Data excerpts
------------------------------------------------------------

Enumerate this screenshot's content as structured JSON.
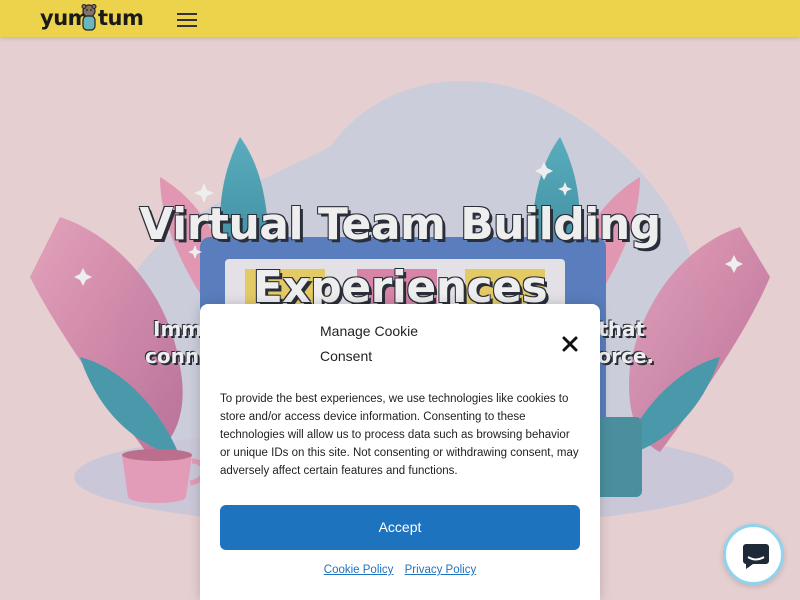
{
  "header": {
    "logo": {
      "part1": "yum",
      "part2": "tum"
    },
    "menu_icon": "hamburger-menu-icon",
    "background_color": "#fee14f"
  },
  "hero": {
    "title_line1": "Virtual Team Building",
    "title_line2": "Experiences",
    "subtitle_line1_left": "Imm",
    "subtitle_line1_right": "that",
    "subtitle_line2_left": "conn",
    "subtitle_line2_right": "orce."
  },
  "cookie_modal": {
    "title": "Manage Cookie Consent",
    "body": "To provide the best experiences, we use technologies like cookies to store and/or access device information. Consenting to these technologies will allow us to process data such as browsing behavior or unique IDs on this site. Not consenting or withdrawing consent, may adversely affect certain features and functions.",
    "accept_label": "Accept",
    "cookie_policy_label": "Cookie Policy",
    "privacy_policy_label": "Privacy Policy",
    "close_icon": "close-icon",
    "accent_color": "#1e73be"
  },
  "chat_widget": {
    "icon": "chat-bubble-icon"
  }
}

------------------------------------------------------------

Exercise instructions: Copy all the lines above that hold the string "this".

Solution:
Enumerate this screenshot's content as structured JSON.
    "body": "To provide the best experiences, we use technologies like cookies to store and/or access device information. Consenting to these technologies will allow us to process data such as browsing behavior or unique IDs on this site. Not consenting or withdrawing consent, may adversely affect certain features and functions.",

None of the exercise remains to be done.